Faster wage and economic growth is a reality across the developed world with the US at its vanguard. A byproduct is tightening of policy aggressively. Easy monetary policy is a relic of the past and, as with such cycles, debt may well trump equity going forward. This is precisely why the fear gauge is showing enormous volatility. The risks of inflation as pointed out by RBI on Thursday and inherent in the US currently due to an overheating economy mean that a recession is far away, for the trade cycle will see peaks rather than troughs.
‘Financial Times’ summed up the situation on Thursday when it stated - The high velocity termination of short volume funds worth over $3 billion was one technical factor implicated in the violence of S&P 500's drop.
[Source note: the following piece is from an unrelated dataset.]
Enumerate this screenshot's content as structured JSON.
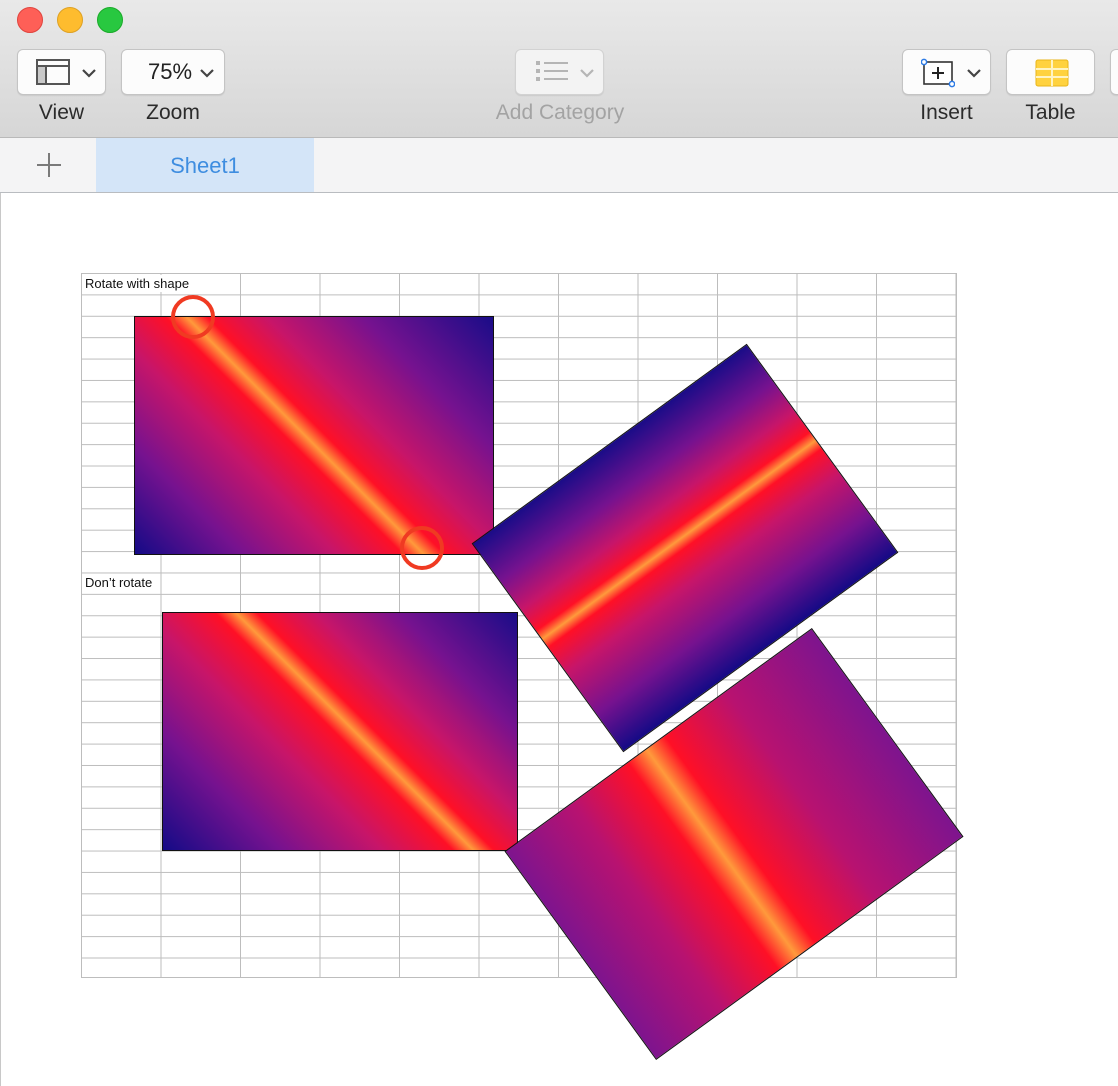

The whipsaw trades scything through the world of notional valuations, but equally real money in the real world, devastating people, markets and economies. What is reassuring is that banks are not disintegrating and falling by the wayside, nor is there sub prime mortgage crisis. India remains well insulated despite being plugging and playing in a well integrated global network. Glocal issues have been dominant - between a US contagion and old levies returning after 14 years to haunt equity investors. What is disquieting, though, is that bonds are a recurrent theme across financial markets and they may well trip one of the longest rip roaring bull runs in recent years. Let Edelweiss Financial Service have the last word in this debate - “With crude oil prices moving up last year, there is concern that inflation may rise and there is no certainty where crude prices may pause. Second, in the US, it is expected that rate hikes will be more aggressive this year. Bond traders are already sitting on losses and have no appetite to buy more in this market environment.”